INSTRUCTIONS TO FOLLOW
What you hand back must match the listing exactly.

———

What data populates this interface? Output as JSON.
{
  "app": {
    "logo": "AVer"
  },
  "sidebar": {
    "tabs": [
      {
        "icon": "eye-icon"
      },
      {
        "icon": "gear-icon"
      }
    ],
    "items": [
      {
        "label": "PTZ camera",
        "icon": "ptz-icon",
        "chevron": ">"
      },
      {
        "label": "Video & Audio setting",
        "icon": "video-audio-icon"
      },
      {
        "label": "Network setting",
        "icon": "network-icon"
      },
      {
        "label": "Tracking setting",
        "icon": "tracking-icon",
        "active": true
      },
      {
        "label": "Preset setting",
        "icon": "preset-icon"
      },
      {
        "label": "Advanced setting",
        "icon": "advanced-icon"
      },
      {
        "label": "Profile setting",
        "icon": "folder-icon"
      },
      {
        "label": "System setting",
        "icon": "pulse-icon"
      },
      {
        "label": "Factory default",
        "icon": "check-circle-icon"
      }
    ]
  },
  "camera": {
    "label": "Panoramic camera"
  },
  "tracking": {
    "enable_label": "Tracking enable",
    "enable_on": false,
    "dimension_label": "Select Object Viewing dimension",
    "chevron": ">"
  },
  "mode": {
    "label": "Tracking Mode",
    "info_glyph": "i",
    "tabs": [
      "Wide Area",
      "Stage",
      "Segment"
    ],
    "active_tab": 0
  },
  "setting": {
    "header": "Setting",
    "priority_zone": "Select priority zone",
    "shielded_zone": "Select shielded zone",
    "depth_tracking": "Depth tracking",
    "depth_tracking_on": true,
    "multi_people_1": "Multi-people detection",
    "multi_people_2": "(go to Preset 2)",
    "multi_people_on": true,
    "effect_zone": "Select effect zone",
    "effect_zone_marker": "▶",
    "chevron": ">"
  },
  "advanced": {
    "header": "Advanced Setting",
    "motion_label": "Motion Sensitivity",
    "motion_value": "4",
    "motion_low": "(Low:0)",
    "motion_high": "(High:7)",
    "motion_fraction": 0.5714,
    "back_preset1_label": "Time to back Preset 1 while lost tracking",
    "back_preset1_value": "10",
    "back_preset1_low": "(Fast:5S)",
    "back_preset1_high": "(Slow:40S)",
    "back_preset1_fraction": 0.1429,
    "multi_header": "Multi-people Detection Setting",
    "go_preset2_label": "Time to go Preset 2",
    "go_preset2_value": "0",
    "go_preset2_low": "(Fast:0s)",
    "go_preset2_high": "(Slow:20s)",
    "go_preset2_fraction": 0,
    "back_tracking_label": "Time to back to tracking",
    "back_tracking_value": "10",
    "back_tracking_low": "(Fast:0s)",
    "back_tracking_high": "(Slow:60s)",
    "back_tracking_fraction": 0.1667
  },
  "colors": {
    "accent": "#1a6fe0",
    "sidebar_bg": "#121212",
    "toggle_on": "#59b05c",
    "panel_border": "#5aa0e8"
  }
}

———

WRITTEN SOLUTION
What data populates this interface? Output as JSON.
{
  "app": {
    "logo": "AVer"
  },
  "sidebar": {
    "tabs": [
      {
        "icon": "eye-icon"
      },
      {
        "icon": "gear-icon"
      }
    ],
    "items": [
      {
        "label": "PTZ camera",
        "icon": "ptz-icon",
        "chevron": ">"
      },
      {
        "label": "Video & Audio setting",
        "icon": "video-audio-icon"
      },
      {
        "label": "Network setting",
        "icon": "network-icon"
      },
      {
        "label": "Tracking setting",
        "icon": "tracking-icon",
        "active": true
      },
      {
        "label": "Preset setting",
        "icon": "preset-icon"
      },
      {
        "label": "Advanced setting",
        "icon": "advanced-icon"
      },
      {
        "label": "Profile setting",
        "icon": "folder-icon"
      },
      {
        "label": "System setting",
        "icon": "pulse-icon"
      },
      {
        "label": "Factory default",
        "icon": "check-circle-icon"
      }
    ]
  },
  "camera": {
    "label": "Panoramic camera"
  },
  "tracking": {
    "enable_label": "Tracking enable",
    "enable_on": false,
    "dimension_label": "Select Object Viewing dimension",
    "chevron": ">"
  },
  "mode": {
    "label": "Tracking Mode",
    "info_glyph": "i",
    "tabs": [
      "Wide Area",
      "Stage",
      "Segment"
    ],
    "active_tab": 0
  },
  "setting": {
    "header": "Setting",
    "priority_zone": "Select priority zone",
    "shielded_zone": "Select shielded zone",
    "depth_tracking": "Depth tracking",
    "depth_tracking_on": true,
    "multi_people_1": "Multi-people detection",
    "multi_people_2": "(go to Preset 2)",
    "multi_people_on": true,
    "effect_zone": "Select effect zone",
    "effect_zone_marker": "▶",
    "chevron": ">"
  },
  "advanced": {
    "header": "Advanced Setting",
    "motion_label": "Motion Sensitivity",
    "motion_value": "4",
    "motion_low": "(Low:0)",
    "motion_high": "(High:7)",
    "motion_fraction": 0.5714,
    "back_preset1_label": "Time to back Preset 1 while lost tracking",
    "back_preset1_value": "10",
    "back_preset1_low": "(Fast:5S)",
    "back_preset1_high": "(Slow:40S)",
    "back_preset1_fraction": 0.1429,
    "multi_header": "Multi-people Detection Setting",
    "go_preset2_label": "Time to go Preset 2",
    "go_preset2_value": "0",
    "go_preset2_low": "(Fast:0s)",
    "go_preset2_high": "(Slow:20s)",
    "go_preset2_fraction": 0,
    "back_tracking_label": "Time to back to tracking",
    "back_tracking_value": "10",
    "back_tracking_low": "(Fast:0s)",
    "back_tracking_high": "(Slow:60s)",
    "back_tracking_fraction": 0.1667
  },
  "colors": {
    "accent": "#1a6fe0",
    "sidebar_bg": "#121212",
    "toggle_on": "#59b05c",
    "panel_border": "#5aa0e8"
  }
}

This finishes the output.